PROBLEM DESCRIPTION —
Whenever the string "search" appears in a line below, please copy the line out.

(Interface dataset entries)
☆ ☆ ☆ ☆ ☆

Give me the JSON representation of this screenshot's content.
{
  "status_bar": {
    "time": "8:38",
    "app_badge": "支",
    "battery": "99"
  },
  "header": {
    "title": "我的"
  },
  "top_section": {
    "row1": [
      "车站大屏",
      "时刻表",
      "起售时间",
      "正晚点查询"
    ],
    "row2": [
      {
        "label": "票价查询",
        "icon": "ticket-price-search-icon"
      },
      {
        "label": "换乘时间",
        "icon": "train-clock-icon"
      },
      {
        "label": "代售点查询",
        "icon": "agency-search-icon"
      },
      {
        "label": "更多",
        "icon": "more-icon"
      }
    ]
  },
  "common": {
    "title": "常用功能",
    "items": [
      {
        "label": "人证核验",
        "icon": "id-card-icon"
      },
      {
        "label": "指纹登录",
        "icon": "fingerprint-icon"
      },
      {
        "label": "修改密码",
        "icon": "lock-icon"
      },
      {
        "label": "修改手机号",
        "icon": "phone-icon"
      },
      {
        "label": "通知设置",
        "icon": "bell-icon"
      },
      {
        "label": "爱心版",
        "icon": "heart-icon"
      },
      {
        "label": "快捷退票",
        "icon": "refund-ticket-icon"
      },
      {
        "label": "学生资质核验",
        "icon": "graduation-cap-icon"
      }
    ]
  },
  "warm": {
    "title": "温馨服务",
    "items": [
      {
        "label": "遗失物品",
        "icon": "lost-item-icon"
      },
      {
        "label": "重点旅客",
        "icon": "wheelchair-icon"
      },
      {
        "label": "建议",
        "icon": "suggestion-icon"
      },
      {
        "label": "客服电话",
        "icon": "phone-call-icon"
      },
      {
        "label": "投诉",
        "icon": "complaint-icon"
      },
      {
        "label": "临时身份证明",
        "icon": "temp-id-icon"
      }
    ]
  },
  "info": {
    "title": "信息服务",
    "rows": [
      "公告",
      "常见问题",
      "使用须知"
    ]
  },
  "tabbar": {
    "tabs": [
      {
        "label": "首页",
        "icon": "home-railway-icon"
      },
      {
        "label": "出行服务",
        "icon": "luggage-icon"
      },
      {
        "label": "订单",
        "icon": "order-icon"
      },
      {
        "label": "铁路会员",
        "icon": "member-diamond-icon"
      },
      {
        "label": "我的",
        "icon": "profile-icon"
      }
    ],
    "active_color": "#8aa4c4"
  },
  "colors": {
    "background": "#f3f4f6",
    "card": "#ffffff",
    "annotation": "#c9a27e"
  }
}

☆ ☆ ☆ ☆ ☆

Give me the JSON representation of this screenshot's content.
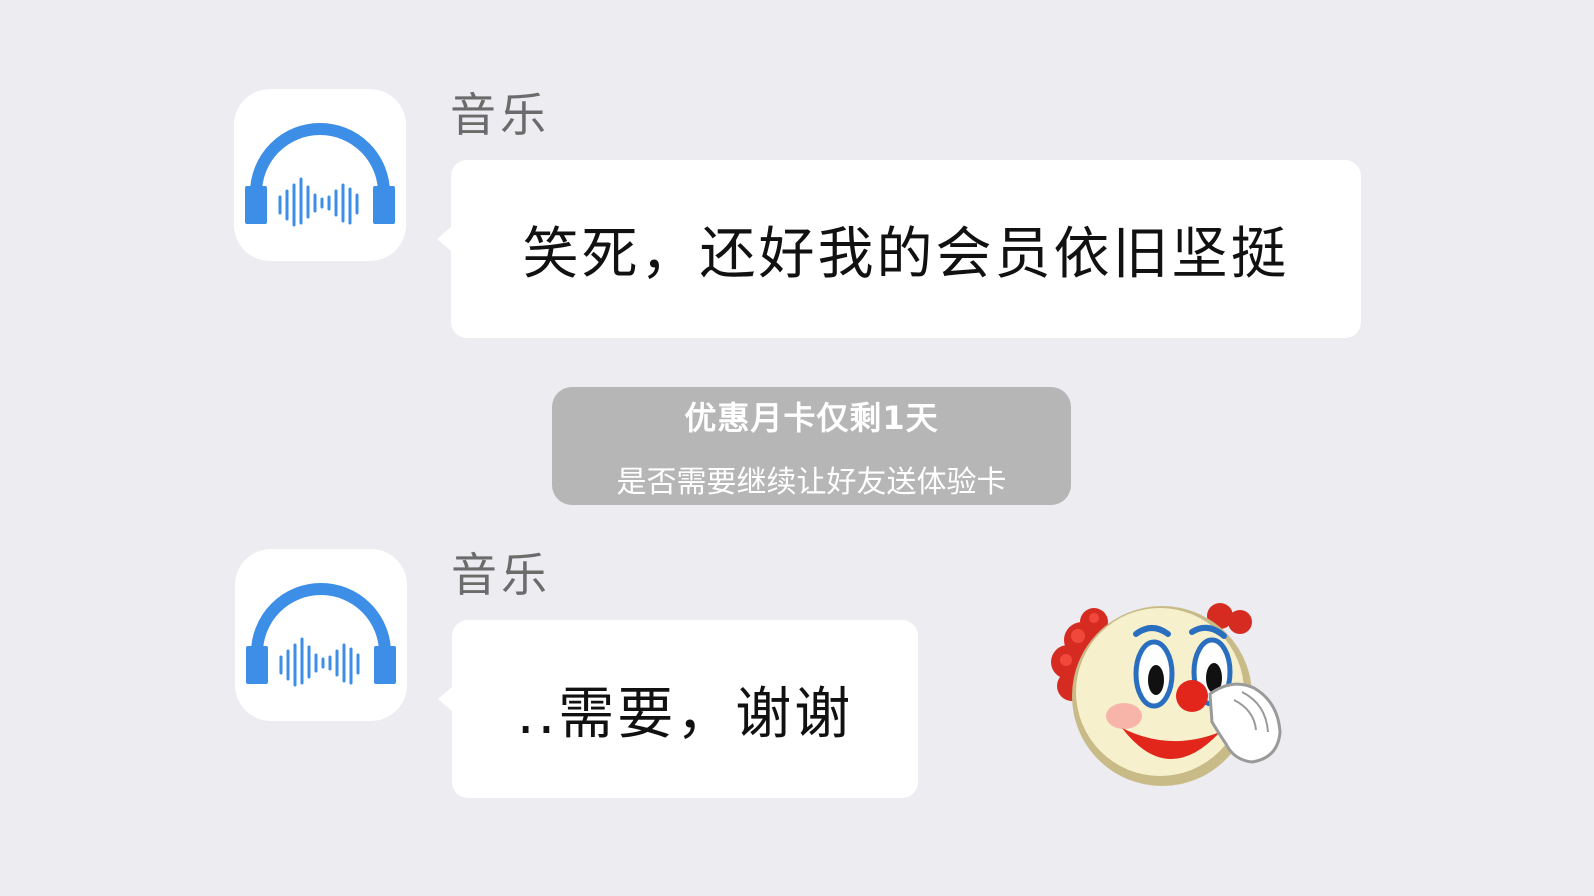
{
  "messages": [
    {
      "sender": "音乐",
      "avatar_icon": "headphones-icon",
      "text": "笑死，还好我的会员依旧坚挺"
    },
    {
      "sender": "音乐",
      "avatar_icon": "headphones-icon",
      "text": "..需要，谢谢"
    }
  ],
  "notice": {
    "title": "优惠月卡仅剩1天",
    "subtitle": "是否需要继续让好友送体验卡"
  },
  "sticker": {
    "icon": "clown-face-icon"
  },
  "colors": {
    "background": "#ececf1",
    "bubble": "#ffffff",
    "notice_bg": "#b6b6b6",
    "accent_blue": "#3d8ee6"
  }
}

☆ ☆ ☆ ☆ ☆

SOLUTION —
        "icon": "ticket-price-search-icon"
        "icon": "agency-search-icon"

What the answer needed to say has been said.